Musicians have always been a daring lot–bohemian thinkers stepping outside traditional boxes to experiment with different sound forms, and branding themselves societal renegades.
Accepting silk spun from a spider as the material for violin strings has reaped more than anyone could ever have expected.
It seems that spider silk is five times stronger than steel, highly flexible and able to withstand extreme temperature changes.
Although researchers have known about the versatility of spider silk for some time, using it in this form has only recently been discovered in Japan.
Spider silk is already used for surgical sutures and even bulletproof vest material.
These advances are all the work of Japanese researcher Shigeyoshi Osaki, a professor of polymer chemistry and spider silk expert. Osaki has studied spider silk for more than three decades.
A researcher at Japan’s Nara Medical University, he has created violin strings from thousands of strands of dragline silk, which is the material from which spiders hang.
“I was impressed by the beautiful tone from the violin when I heard the music in the church … I failed many times in making strings. I decided to learn to play the violin,” said Osaki. He added that if he could understand the method that he “might prepare mechanically strong strings.”
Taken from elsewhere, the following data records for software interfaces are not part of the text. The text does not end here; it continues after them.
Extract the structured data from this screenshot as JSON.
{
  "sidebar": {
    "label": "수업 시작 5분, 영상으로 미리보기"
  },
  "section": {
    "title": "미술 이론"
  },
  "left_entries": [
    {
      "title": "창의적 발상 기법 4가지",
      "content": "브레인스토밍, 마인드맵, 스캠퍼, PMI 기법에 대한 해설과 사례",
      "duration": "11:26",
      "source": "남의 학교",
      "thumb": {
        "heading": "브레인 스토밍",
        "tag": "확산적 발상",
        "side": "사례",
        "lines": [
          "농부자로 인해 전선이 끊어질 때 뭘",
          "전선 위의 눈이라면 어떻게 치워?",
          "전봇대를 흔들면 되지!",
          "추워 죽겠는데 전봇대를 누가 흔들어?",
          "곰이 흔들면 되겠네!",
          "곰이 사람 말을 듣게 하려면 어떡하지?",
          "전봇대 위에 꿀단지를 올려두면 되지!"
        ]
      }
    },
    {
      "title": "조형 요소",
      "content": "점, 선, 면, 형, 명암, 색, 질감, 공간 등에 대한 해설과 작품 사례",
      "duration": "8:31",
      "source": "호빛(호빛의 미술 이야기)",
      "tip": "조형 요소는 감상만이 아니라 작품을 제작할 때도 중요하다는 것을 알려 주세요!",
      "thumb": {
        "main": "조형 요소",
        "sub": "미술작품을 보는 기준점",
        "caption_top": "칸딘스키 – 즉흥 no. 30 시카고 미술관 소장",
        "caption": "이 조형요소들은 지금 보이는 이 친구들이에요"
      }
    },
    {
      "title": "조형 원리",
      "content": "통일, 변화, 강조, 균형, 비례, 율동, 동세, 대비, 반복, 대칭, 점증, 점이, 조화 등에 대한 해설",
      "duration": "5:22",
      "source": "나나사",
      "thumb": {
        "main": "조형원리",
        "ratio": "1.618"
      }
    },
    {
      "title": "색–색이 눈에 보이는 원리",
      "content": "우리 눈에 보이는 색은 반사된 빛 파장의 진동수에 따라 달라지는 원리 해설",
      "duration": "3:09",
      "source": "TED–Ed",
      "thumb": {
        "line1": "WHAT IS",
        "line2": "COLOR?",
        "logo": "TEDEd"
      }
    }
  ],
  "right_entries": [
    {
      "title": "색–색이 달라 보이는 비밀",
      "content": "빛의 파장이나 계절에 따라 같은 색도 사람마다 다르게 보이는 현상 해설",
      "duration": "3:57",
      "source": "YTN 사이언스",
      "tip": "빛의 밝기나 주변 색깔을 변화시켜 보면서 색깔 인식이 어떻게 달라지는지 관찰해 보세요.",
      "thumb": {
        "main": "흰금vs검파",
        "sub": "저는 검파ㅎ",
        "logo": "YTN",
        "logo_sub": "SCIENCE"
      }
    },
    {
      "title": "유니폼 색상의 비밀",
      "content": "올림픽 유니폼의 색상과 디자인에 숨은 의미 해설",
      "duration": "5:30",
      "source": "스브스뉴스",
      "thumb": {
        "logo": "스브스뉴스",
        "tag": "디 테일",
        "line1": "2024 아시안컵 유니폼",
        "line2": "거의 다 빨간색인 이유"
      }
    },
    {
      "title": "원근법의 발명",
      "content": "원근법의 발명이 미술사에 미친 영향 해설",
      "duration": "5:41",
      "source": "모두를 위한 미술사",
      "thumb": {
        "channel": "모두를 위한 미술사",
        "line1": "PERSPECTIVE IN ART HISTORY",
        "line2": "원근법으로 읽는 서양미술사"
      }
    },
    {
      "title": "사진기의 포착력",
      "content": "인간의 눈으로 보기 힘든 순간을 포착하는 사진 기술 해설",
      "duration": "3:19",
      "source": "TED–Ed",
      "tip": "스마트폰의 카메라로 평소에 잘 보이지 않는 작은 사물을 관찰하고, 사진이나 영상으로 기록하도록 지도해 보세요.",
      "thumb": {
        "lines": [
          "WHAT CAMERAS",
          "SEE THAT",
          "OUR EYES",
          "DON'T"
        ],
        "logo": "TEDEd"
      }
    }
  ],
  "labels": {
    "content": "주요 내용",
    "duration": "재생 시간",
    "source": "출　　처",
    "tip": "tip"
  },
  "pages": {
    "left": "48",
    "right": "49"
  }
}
Osaki has created 20 strings from spider silk by pulling the dragline from the abdomen of more than 500 spiders.
He spun them all together and believes that each string is comprised of about 0.6 grams of silk.
A particular spider, the nephila maculata or giant wood spider–one of the largest spiders in Japan, and part of the “golden orb-weaver” family–was used to create the strings.
So far, the musical community has responded positively to these new strings, and violin players have enjoyed their unique tone.
Osaki’s goal is to eventually create enough strings to supply an entire concert.
In addition to strength and their ability to withstand heat and cold, these strings are good for the environment as they are a natural product, requiring no energy-intensive manufacturing processes.
What more could anyone ask? Perhaps some way to thank the spiders that made it all possible might be in order?
Check out this amazing video telling the story of the incredible spider silk violin strings.